From the Paper:"Hamlet's habitual indecisiveness even as he seeks revenge leads to a climax in which there is in fact no clear resolution to the play's action, no clear sense that the something that is rotten in the state has been plucked out. There is no sense of justice having overcome evil, for the world of Denmark as seen in Hamlet's court is so corrupted that it cannot be cleansed even by the degree of death that takes place in the play. By the end of the action Elsinore has been transformed into a garden of the dead, with the corpses of both the innocent and the culpable planted in the ground like terrible seeds that will bring forth another generation of the damned.

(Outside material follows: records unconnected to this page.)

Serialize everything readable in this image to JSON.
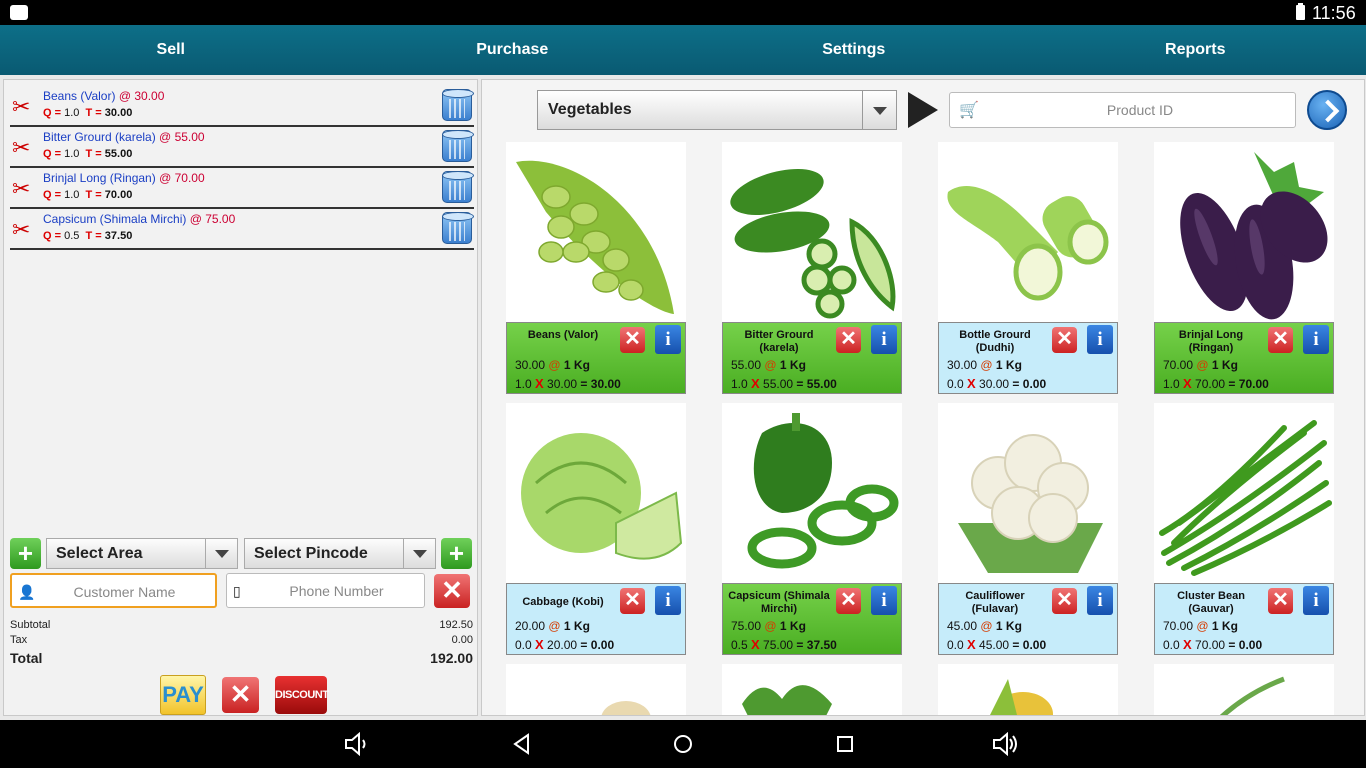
{
  "status": {
    "time": "11:56"
  },
  "nav": {
    "tabs": [
      "Sell",
      "Purchase",
      "Settings",
      "Reports"
    ]
  },
  "cart": {
    "items": [
      {
        "name": "Beans (Valor)",
        "price": "@ 30.00",
        "q_label": "Q =",
        "q": "1.0",
        "t_label": "T =",
        "t": "30.00"
      },
      {
        "name": "Bitter Grourd (karela)",
        "price": "@ 55.00",
        "q_label": "Q =",
        "q": "1.0",
        "t_label": "T =",
        "t": "55.00"
      },
      {
        "name": "Brinjal Long (Ringan)",
        "price": "@ 70.00",
        "q_label": "Q =",
        "q": "1.0",
        "t_label": "T =",
        "t": "70.00"
      },
      {
        "name": "Capsicum (Shimala Mirchi)",
        "price": "@ 75.00",
        "q_label": "Q =",
        "q": "0.5",
        "t_label": "T =",
        "t": "37.50"
      }
    ],
    "select_area": "Select Area",
    "select_pincode": "Select Pincode",
    "customer_placeholder": "Customer Name",
    "phone_placeholder": "Phone Number",
    "subtotal_label": "Subtotal",
    "subtotal": "192.50",
    "tax_label": "Tax",
    "tax": "0.00",
    "total_label": "Total",
    "total": "192.00",
    "pay_label": "PAY",
    "discount_label": "DISCOUNT"
  },
  "products_panel": {
    "category": "Vegetables",
    "product_id_placeholder": "Product ID",
    "products": [
      {
        "name": "Beans (Valor)",
        "rate": "30.00",
        "at": "@",
        "unit_text": "1 Kg",
        "qty": "1.0",
        "x": "X",
        "rate2": "30.00",
        "total": "= 30.00",
        "selected": true
      },
      {
        "name": "Bitter Grourd (karela)",
        "rate": "55.00",
        "at": "@",
        "unit_text": "1 Kg",
        "qty": "1.0",
        "x": "X",
        "rate2": "55.00",
        "total": "= 55.00",
        "selected": true
      },
      {
        "name": "Bottle Grourd (Dudhi)",
        "rate": "30.00",
        "at": "@",
        "unit_text": "1 Kg",
        "qty": "0.0",
        "x": "X",
        "rate2": "30.00",
        "total": "= 0.00",
        "selected": false
      },
      {
        "name": "Brinjal Long (Ringan)",
        "rate": "70.00",
        "at": "@",
        "unit_text": "1 Kg",
        "qty": "1.0",
        "x": "X",
        "rate2": "70.00",
        "total": "= 70.00",
        "selected": true
      },
      {
        "name": "Cabbage (Kobi)",
        "rate": "20.00",
        "at": "@",
        "unit_text": "1 Kg",
        "qty": "0.0",
        "x": "X",
        "rate2": "20.00",
        "total": "= 0.00",
        "selected": false
      },
      {
        "name": "Capsicum (Shimala Mirchi)",
        "rate": "75.00",
        "at": "@",
        "unit_text": "1 Kg",
        "qty": "0.5",
        "x": "X",
        "rate2": "75.00",
        "total": "= 37.50",
        "selected": true
      },
      {
        "name": "Cauliflower (Fulavar)",
        "rate": "45.00",
        "at": "@",
        "unit_text": "1 Kg",
        "qty": "0.0",
        "x": "X",
        "rate2": "45.00",
        "total": "= 0.00",
        "selected": false
      },
      {
        "name": "Cluster Bean (Gauvar)",
        "rate": "70.00",
        "at": "@",
        "unit_text": "1 Kg",
        "qty": "0.0",
        "x": "X",
        "rate2": "70.00",
        "total": "= 0.00",
        "selected": false
      }
    ]
  },
  "icons": {
    "scissors": "scissors-icon",
    "trash": "trash-can-icon",
    "cart": "cart-icon",
    "go": "go-arrow-icon",
    "remove": "close-icon",
    "info": "info-icon",
    "add_person": "add-person-icon",
    "phone": "phone-icon"
  },
  "colors": {
    "nav_bg": "#0d6f88",
    "selected_card": "#5ec033",
    "unselected_card": "#c6ecfa",
    "price_accent": "#d00000"
  }
}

There is not the sense of renewal at the end in Hamlet that one finds in other tragedies such as Othello."
Cite this Analytical Essay:
Hamlet and his Fatal Flaw (2003, February 07) Retrieved March 30, 2020, from https://www.academon.com/analytical-essay/hamlet-and-his-fatal-flaw-6893/
"Hamlet and his Fatal Flaw" 07 February 2003. Web. 30 March. 2020. <https://www.academon.com/analytical-essay/hamlet-and-his-fatal-flaw-6893/>